ATLANTA, Ga. (CBS46) -- Atlanta Mayor Keisha Lance Bottoms is taking extreme measures to try to flatten the curve of the rapidly spreading and sometimes lethal coronavirus.
Monday evening, Bottoms announced that she had signed a new executive order mandating that city residents stay in their homes for 14 days with the exception of travel to essential jobs, grocery stores, pharmacies, medical facilities, laundromats, or to pick up take-out food.
Hours earlier, Gov. Brian Kemp signed two new executive orders of his own, one mandating specific groups of people -- those undergoing cancer-treatment, those with compromised immune systems, those with respiratory ailments and those in long-term care facilities -- all shelter in place. Kemp's other executive order allows medical professionals to continue practicing even if their license was inactive or lapsed in the last five years.

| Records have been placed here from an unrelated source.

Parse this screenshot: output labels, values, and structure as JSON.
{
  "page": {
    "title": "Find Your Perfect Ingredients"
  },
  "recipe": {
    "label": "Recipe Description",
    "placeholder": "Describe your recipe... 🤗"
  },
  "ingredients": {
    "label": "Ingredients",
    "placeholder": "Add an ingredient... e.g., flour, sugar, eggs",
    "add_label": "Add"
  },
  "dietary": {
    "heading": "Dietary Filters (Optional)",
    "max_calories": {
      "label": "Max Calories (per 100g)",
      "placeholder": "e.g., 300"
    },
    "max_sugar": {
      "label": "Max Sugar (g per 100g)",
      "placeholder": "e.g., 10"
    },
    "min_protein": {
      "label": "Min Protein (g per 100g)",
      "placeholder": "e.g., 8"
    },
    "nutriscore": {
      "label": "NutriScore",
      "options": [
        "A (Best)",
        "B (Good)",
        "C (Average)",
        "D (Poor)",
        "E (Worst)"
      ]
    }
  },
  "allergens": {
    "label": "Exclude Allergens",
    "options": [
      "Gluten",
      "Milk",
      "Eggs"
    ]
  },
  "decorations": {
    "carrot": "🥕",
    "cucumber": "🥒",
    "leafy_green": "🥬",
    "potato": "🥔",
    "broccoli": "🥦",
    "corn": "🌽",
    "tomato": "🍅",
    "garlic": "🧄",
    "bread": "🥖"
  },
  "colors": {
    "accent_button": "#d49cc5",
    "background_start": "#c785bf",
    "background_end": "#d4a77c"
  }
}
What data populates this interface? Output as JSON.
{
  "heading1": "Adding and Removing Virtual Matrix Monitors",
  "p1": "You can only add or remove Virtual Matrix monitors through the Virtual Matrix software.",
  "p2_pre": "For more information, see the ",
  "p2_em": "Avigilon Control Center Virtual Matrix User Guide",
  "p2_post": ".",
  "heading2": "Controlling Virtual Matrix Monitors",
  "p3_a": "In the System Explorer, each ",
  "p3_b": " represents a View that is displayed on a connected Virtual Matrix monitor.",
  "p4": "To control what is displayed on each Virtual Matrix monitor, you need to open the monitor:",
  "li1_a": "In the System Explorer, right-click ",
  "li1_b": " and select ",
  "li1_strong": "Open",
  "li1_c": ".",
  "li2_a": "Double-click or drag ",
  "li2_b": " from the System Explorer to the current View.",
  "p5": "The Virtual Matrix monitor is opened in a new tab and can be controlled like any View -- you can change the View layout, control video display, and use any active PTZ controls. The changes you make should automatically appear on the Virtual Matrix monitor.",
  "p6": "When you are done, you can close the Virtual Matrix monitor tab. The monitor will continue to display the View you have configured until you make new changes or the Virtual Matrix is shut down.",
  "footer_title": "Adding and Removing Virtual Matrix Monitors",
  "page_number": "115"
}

“I appreciate the leadership of Governor Brian Kemp during this crisis and his concern for the well-being of the people across Georgia,” said Mayor Bottoms. “While Gov. Kemp has to consider the needs of the state as a whole, as Mayor of Atlanta, I have been entrusted with making decisions that are specific to our city. Given our population density, high rate of asthma, and various underlying health conditions found within our city’s populations, I am issuing a Stay at Home Order for Atlantans.”
The mayor's order goes into effect March 24 at midnight.
Fulton County, which encompasses most of the City of Atlanta, is leading the state with the most confirmed coronavirus cases according to the Georgia Department of Public Health. By 7 p.m. Monday, the state had 800 confirmed cases and 26 deaths, of those confirmed cases 152 are in Fulton County.
“Until we flatten the curve of COVID-19 infections, the City must exercise every reasonable power to slow the spread of this virus,” said Mayor Bottoms. “Across the globe we are seeing a growing sense of urgency, and we must all make some sacrifices to break the chain of infections and avert a worst-case scenario.”
As of now, the Order excludes essential business, the Beltline, restaurants serving take-out and parks.